Kansas City Royals: Who Will Replace Chris Young In Rotation

Toronto Blue Jays third baseman Josh Donaldson (20) runs the bases after hitting a home run on Kansas City Royals starting pitcher Chris Young (32) -Mandatory Credit: Nick Turchiaro-USA TODAY Sports
Toronto Blue Jays third baseman Josh Donaldson (20) runs the bases after hitting a home run on Kansas City Royals starting pitcher Chris Young (32) -Mandatory Credit: Nick Turchiaro-USA TODAY Sports /

The Kansas City Royals have a Chris Young problem, and they’re running out of in-house options to fix it.

Following the Royals‘ second consecutive lopsided loss to Toronto on Tuesday, one thing continues to become even more crystal clear than it already has been: It’s time to take Chris Young out of the rotation.

Young went just two and 1/3 innings, and gave up seven hits, four of which were homers, and six earned runs. This was just the latest dreadful start for Young this season, who now sits at 2-8 with a 6.90 ERA.

Young is the worst starter in an already well below average rotation. Replacing him will by no means fix the pitching problem in Kansas City, whose rotation is on pace to allow the most home runs per nine innings in major league history (1.73 HR/9), but at this point, nearly anything is an improvement.

That’s why the team announced on Thursday that Young would not be starting for his slated Sunday appearance.

The problem is, however, that the Royals are quickly running out of options when it comes to a potential replacement. Sure, Rustin Dodd tweeted that Dillon Gee or Brian Flynn would likely get the nod to start on the mound, but let’s take a look at every scenario.

More from Kansas City Royals

The Kansas City Royals organization has made it clear over the course of the season that they would like improvements to the rotation to come from within. Whether it be the return of Kris Medlen or Mike Minor, Kansas City really wanted to avoid dealing more minor league prospects to bolster its starting rotation via a trade.

After setbacks by both pitchers, it seems like if they want to compete, a trade now seems inevitable. Mike Minor was on a rehab assignment, but was shut down in late May after experiencing shoulder problems, and has yet to be cleared to give it another go.

Kris Medlen was pitching at AAA Omaha Tuesday night when he abruptly exited the game after just two and 2/3 innings. According to those at the game, Medlen threw a pitch and immediately walked off the mound, leaving the game in the middle of a count.

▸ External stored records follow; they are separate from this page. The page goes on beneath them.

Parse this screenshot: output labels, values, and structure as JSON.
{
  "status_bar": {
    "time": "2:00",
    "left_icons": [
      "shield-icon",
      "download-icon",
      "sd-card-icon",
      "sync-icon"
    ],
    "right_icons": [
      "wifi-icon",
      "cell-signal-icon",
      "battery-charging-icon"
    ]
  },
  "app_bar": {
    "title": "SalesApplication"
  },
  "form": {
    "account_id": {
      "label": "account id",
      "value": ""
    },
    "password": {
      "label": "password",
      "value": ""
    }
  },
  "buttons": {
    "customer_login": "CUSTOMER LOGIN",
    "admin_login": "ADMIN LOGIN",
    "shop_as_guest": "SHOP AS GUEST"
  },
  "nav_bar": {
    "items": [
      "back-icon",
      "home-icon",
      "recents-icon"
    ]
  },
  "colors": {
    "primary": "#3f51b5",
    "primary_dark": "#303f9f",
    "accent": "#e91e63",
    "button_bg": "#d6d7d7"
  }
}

On Wednesday morning, the Royals recalled Medlen from his rehab assignment to be evaluated by the major league training staff later in the day, but the general consensus is that the shoulder strain could mean the end of the 2016 season for Medlen.

With their two most viable in-house answers likely out of the question, it may be time for the Royals to look to the trade market to improve their starting pitching.

Matt Moore is a name who has been increasingly linked with Kansas City over the last week. The Rays pitcher is 5-5 with a 4.54 ERA overall, but has put together a string of strong outings lately and he’s posted a 1.32 ERA and nine strikeouts over his last two outings.

Moore is a fly ball pitcher, which isn’t ideal for a team who is already giving up homers at a record pace. His recent success on the mound will only increase the number of suitors, making him a harder target to land.

On top of that, Moore has a team friendly contract, with a low salary and team options over the next three years, which likely allows Tampa Bay to ask for more in return in terms of prospects, which the Royals already lack.

More from KC Kingdom

Other names linked with the Royals include Oakland’s Rich Hilll (8-3, 2.31 ERA) and Philadelphia’s Jeremy Hellickson (6-6, 3.92 ERA). Whether the Royals decide to trade away more prospects for pitching, and whether they decide they’re a good enough team to be buyers at the deadline remains to be seen, but to be a contender for the World Series, or even the AL Central at this point, Chris Young in the starting rotation is something that just can’t continue to happen.

Dillon Gee is likely the most viable replacement on the 25-man roster for Chris Young. Gee was moved from the bullpen to the rotation during Young’s stint on the DL earlier in the year.

At 3-2 with a 4.05 ERA in 17 appearances (4 starts), Gee’s numbers by no means indicate he’s the savior for this rotation, but it’s better than what Chris Young has brought to the table in 2016.

Next: Five Worst All-Star Selections in Royals History

What do you think? What should the Royals do about their rotation problems?